(Beginning of Exercise data)

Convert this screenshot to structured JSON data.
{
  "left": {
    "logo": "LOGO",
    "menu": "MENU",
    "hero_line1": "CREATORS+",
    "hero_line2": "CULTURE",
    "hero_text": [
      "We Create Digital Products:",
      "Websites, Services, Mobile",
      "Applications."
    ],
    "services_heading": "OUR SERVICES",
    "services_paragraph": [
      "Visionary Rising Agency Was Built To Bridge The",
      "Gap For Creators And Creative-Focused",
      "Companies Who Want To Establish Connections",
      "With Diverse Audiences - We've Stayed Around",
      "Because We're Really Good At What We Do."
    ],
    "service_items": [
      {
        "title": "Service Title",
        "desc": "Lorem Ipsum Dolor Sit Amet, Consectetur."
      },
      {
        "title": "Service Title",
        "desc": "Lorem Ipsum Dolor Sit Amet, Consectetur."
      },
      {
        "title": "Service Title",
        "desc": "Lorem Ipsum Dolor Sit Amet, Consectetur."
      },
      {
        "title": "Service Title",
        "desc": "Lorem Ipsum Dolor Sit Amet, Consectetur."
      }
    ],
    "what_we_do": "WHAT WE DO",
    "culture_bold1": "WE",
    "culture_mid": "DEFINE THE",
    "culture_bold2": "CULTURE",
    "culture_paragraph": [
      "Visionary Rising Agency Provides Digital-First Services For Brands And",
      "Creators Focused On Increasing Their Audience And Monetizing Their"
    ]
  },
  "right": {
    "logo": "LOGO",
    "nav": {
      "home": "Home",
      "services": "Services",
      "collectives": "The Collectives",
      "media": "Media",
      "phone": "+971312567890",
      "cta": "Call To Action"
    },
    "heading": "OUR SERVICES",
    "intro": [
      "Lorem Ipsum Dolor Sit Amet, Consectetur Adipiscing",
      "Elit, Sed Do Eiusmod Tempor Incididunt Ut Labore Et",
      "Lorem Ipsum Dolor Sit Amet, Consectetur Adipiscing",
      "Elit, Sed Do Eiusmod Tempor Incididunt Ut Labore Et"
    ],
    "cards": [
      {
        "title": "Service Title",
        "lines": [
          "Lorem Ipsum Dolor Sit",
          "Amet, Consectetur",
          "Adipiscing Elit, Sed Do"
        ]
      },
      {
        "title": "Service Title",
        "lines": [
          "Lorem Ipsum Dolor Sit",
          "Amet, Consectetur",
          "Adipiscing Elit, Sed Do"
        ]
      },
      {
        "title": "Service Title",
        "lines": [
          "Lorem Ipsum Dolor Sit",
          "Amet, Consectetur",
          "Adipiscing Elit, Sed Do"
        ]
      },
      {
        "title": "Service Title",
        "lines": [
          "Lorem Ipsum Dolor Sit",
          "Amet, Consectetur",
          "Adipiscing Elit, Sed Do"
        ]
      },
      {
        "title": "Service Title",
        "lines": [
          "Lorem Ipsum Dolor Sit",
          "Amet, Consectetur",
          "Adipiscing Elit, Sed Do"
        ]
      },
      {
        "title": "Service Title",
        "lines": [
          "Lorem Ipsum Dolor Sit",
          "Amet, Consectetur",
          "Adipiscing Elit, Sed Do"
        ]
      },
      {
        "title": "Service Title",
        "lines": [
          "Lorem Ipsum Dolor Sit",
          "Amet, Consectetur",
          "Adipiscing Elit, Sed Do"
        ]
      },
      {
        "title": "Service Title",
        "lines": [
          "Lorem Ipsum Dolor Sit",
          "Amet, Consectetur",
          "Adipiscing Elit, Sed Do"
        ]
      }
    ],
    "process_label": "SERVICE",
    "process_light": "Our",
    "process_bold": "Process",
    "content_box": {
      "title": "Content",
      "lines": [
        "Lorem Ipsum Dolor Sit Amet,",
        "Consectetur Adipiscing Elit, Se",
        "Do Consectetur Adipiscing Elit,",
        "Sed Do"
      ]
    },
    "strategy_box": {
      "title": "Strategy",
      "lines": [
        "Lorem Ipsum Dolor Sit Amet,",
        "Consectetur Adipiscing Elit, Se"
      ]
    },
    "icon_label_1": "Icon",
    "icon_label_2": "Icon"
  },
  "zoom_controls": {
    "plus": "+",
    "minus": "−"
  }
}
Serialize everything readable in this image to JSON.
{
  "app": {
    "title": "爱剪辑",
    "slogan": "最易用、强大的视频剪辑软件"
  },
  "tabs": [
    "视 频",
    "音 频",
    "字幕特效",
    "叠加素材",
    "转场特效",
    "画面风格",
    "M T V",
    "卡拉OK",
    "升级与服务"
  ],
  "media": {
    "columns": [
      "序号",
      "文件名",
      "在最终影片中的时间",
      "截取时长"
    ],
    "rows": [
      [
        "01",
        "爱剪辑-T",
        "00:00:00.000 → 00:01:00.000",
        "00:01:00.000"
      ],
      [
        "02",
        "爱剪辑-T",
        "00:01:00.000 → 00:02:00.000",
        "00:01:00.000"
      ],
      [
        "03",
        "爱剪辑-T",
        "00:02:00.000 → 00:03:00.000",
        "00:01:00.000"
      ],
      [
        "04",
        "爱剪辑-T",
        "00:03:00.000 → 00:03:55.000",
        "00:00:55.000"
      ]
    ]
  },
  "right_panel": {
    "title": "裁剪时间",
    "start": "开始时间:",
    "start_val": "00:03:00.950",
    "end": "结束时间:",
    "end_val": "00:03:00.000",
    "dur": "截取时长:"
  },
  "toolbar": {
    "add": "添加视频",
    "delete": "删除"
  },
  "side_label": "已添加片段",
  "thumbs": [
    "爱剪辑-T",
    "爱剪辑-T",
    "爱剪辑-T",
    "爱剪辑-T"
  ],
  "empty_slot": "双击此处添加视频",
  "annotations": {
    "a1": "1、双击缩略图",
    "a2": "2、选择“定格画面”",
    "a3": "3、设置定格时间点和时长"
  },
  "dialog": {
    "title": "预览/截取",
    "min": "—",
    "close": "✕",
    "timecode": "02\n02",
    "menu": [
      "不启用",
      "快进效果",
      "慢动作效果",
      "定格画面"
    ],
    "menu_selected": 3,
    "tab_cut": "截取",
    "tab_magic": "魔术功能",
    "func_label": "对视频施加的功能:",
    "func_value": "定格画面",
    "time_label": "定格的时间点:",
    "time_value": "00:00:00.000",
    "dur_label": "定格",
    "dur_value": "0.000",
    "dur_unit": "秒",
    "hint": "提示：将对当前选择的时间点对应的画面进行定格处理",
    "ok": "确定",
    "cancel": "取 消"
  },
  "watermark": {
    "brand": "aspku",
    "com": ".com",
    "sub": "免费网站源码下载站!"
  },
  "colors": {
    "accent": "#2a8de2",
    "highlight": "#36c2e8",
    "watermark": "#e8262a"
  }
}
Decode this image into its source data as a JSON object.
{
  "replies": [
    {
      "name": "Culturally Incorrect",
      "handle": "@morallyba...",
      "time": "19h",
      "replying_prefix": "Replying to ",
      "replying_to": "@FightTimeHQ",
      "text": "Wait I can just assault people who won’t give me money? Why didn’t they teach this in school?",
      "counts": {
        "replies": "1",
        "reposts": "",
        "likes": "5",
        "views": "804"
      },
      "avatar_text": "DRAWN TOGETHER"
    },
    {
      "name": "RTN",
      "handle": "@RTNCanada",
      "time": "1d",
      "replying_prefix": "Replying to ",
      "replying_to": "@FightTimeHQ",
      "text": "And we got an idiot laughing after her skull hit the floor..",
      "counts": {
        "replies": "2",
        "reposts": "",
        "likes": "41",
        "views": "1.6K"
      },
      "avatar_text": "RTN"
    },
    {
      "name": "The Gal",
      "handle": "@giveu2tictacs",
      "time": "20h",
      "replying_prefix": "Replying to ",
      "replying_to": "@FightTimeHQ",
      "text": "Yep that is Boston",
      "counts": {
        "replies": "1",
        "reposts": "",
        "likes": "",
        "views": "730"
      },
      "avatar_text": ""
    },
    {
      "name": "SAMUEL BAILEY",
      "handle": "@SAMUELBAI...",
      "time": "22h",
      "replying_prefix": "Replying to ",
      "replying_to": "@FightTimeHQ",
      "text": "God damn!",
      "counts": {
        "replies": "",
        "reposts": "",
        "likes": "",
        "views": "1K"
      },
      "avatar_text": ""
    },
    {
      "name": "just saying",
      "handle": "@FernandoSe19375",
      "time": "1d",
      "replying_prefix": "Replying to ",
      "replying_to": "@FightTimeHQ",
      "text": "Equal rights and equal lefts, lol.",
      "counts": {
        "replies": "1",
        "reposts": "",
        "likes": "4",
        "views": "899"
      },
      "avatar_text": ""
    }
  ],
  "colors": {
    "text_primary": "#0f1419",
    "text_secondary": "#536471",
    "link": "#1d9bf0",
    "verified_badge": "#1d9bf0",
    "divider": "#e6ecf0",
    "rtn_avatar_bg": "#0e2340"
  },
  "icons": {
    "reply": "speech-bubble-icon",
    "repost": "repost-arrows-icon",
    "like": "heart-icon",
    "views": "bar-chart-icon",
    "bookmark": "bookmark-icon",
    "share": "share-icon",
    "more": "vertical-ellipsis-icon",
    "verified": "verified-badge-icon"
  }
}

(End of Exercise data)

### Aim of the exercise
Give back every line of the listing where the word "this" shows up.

### Result of the exercise
Convert this screenshot to structured JSON data.
Serialize everything readable in this image to JSON.
Decode this image into its source data as a JSON object.
      "text": "Wait I can just assault people who won’t give me money? Why didn’t they teach this in school?",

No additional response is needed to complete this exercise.